We met in the Fish Bowl. The internal, open plan area for the more junior consultants at Ernst & Young. It was way back in the early 1990s.
He’d affectionately tease me for my non-corporate style – the big frizz of hair (that is more under control these days) and my favourite belt buckle back then – a telephone that you could actually dial (don’t ask, it was fashionable at the time).
We’ve been friends ever since. 27 years of true friendship.
Do you have an old colleague now friend like that?
According to Matthew Lieberman, author of Wired to Connect, in 1985 most people said they had 3 close friends. In 2004 it was zero.
So last week was extra special. I went to Sydney and got to stay with my old true friend from the Fish Bowl. He moved there 10 years ago for work.
During the day, I spent time with my newer mastermind buddies and coach. [Yes, I practice what I preach. I coach and have a coach. I lead a mastermind and participate in one too.]
The bonus was going home at night to the comfort of an old friendship.
But work relationships don’t always turn out so well. Relationships don’t stand still as we continuously adapt to one another.
Someone who is a friend now may turn out to be a foe later. Even if nothing remarkable happens while you work together, you can still drift apart.
As they say, it takes two to tango and only time will tell.
What matters is that you do have a friend at work, even if it only turns out to be a short-term thing.
Gallup research proves how important it is to have a friend at work for engagement. It’s not just because friends are easier to work with. It’s also because there is more on the line. You don’t want to let them down.
And you spend so much of your time at work, imagine how lonely it would be without a friend.
If your relationships aren’t so friendly, imagine the time suck of those interpersonal difficulties and dramas. Let alone how much they drag you down.
The thing with any relationship, including those with colleagues, is that it takes risk.To move from being friendly to a true friend requires self-disclosure – beyond workplace matters.
If you want to go from friendly to true friends, I suggest you start by testing the waters.
Reveal a little of your not-just-work self and see if your potential new friend self-discloses in turn. If it’s not reciprocated, know that you can at least be friendly. Just don’t expect more.
If it is reciprocated and things start to open up, then this might be the beginning of a beautiful friendship.
I hope it is, for your sake.
Don’t forget that it’s easy to stay connected while you’re working together.
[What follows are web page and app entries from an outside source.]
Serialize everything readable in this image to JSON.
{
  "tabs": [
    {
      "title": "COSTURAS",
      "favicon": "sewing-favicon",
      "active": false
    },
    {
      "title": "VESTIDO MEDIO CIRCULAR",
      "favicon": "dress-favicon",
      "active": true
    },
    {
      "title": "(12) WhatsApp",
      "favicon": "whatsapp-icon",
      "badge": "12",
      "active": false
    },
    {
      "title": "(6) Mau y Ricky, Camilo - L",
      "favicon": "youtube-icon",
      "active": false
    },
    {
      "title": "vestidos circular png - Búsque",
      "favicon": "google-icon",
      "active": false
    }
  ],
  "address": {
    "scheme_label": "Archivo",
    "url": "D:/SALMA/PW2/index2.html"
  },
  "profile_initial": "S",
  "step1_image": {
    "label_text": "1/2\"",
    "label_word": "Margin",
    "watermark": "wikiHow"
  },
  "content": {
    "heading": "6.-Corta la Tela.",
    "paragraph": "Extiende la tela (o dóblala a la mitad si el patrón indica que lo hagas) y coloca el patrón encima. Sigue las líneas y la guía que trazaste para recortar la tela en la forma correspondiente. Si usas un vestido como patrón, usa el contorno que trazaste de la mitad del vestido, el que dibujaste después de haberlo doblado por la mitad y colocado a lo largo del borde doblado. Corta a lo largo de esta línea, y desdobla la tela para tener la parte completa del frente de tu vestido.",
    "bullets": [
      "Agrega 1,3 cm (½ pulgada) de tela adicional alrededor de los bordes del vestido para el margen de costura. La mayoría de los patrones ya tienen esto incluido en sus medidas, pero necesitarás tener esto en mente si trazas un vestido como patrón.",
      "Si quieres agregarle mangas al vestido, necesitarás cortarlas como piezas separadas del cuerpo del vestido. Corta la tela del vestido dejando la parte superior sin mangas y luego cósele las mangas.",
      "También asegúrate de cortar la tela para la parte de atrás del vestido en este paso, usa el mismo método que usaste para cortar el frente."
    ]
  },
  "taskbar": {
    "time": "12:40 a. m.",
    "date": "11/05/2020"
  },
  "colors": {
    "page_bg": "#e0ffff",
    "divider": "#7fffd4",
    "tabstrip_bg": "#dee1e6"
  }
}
It takes more effort when you’re not.
If you want to remain friends, I’ve seen research that suggests it’s best to connect every couple of weeks. But from my experience it doesn’t have to be so frequent to work out well. It just has to suit the both of you.
How about you…what’s been your experience with friends at work?